__WHAT IS EXPECTED__: Find and copy the lines in the records beneath this task that contain the word "entries".

(DATA PROVIDED begins)

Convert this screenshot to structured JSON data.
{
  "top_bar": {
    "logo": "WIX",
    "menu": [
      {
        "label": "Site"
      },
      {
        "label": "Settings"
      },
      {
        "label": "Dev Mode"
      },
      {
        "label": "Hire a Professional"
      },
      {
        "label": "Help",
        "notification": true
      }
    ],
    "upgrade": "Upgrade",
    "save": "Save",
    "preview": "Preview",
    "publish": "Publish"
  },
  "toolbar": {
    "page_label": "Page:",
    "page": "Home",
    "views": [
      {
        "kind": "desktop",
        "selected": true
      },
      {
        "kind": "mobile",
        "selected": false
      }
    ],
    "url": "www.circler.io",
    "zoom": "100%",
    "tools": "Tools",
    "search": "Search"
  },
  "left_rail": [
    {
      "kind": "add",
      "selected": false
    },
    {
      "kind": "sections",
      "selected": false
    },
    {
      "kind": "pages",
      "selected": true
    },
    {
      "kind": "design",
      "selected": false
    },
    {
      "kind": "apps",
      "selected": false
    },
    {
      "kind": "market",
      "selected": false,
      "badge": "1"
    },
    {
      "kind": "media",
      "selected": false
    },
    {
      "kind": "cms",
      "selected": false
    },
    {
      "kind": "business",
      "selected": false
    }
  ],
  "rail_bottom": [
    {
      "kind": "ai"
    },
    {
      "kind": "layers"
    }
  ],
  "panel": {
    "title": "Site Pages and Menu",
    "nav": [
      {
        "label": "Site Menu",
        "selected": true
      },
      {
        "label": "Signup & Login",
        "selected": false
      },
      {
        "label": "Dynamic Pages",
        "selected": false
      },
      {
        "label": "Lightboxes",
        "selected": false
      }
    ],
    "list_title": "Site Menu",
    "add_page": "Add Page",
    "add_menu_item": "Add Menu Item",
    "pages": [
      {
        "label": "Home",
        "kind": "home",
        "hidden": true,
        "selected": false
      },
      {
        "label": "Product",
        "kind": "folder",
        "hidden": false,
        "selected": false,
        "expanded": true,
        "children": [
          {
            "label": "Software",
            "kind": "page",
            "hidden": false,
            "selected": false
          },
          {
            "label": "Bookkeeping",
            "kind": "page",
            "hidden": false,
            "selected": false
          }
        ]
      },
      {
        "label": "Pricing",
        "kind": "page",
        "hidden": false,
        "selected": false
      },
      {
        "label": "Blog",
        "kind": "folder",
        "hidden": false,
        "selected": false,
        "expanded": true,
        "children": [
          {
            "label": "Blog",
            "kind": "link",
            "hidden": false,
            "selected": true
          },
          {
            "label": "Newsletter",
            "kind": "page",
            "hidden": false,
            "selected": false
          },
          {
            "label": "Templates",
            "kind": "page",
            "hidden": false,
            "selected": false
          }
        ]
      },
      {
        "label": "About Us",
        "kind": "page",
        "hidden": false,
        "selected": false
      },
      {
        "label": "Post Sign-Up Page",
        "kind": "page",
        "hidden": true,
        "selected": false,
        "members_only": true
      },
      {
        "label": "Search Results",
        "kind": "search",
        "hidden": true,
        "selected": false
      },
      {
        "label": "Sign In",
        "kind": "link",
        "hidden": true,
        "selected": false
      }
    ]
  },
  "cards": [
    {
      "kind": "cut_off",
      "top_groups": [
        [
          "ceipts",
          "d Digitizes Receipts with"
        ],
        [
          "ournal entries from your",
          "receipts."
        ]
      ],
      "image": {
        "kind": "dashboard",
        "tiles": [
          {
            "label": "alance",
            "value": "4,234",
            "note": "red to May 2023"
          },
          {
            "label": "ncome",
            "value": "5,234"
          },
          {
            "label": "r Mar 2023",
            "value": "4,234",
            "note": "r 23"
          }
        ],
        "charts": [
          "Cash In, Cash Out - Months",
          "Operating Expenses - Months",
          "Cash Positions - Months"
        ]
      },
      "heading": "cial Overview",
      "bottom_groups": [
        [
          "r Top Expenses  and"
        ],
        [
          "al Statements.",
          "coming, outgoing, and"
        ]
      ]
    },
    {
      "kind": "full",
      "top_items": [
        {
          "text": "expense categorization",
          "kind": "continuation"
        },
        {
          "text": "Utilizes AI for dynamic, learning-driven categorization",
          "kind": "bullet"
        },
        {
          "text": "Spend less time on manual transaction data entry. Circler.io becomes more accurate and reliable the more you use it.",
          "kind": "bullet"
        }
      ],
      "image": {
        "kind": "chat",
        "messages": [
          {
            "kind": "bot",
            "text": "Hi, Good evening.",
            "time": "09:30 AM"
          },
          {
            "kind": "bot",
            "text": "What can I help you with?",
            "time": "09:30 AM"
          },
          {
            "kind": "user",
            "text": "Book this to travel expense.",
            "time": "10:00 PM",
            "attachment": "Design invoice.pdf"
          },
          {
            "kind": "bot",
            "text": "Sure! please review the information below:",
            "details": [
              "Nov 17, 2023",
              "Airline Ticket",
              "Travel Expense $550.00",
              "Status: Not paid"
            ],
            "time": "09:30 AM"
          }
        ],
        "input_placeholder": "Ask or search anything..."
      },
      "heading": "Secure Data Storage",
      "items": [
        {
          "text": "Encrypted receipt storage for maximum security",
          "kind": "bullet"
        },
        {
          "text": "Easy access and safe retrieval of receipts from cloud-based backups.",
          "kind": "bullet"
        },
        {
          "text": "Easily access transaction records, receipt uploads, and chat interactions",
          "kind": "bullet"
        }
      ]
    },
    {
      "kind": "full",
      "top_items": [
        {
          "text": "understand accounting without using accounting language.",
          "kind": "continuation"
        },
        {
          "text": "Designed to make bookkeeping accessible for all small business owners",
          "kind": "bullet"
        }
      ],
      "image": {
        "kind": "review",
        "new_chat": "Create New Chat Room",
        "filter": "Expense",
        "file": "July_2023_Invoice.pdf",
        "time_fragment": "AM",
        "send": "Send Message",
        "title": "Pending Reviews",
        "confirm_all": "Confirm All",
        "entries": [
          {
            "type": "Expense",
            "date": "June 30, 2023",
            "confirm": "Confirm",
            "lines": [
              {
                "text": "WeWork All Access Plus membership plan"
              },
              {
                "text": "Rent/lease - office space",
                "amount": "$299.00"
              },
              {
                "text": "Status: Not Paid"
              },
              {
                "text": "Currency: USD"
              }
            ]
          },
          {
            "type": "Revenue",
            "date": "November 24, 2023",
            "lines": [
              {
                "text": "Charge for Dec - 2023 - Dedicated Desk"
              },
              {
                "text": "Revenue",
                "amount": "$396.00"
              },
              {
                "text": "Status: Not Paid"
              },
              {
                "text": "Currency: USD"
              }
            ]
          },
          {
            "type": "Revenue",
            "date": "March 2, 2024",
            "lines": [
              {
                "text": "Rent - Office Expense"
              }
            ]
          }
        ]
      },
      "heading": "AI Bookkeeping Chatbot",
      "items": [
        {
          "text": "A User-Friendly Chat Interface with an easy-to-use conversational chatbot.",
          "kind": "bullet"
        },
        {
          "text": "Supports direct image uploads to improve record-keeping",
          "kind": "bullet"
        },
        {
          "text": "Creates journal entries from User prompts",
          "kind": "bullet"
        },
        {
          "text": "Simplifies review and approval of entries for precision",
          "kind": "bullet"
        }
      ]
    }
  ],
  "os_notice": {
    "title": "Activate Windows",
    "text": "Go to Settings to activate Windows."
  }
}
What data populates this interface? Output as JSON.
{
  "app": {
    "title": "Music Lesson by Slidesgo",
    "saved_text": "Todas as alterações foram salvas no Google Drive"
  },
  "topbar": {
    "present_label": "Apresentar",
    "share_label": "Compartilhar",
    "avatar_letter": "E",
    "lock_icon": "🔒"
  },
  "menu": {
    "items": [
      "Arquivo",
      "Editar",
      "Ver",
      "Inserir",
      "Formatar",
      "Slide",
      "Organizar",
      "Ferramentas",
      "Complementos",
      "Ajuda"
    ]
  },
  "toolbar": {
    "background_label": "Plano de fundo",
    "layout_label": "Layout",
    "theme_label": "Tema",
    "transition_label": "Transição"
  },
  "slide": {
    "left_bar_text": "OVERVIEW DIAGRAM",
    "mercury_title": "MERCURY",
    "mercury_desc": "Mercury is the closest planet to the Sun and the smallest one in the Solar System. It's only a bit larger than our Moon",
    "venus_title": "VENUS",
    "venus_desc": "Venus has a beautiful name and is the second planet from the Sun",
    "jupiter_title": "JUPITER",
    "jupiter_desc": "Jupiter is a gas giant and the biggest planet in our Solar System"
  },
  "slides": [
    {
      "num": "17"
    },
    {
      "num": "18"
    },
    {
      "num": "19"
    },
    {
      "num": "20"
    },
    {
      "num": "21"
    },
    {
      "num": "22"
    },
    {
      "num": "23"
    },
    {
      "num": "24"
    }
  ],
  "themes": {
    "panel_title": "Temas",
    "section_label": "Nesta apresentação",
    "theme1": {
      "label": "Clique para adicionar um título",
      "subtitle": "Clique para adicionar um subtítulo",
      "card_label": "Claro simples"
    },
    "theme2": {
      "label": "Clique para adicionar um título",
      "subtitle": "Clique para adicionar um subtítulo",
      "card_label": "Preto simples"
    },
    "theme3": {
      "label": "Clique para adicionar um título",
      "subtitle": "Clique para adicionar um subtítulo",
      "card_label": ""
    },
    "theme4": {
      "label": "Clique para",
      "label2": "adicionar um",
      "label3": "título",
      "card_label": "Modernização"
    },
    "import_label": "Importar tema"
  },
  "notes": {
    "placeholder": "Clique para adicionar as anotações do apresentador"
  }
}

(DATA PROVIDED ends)

__ANSWER SPACE__:
          "ournal entries from your",
        "entries": [
          "text": "Creates journal entries from User prompts",
          "text": "Simplifies review and approval of entries for precision",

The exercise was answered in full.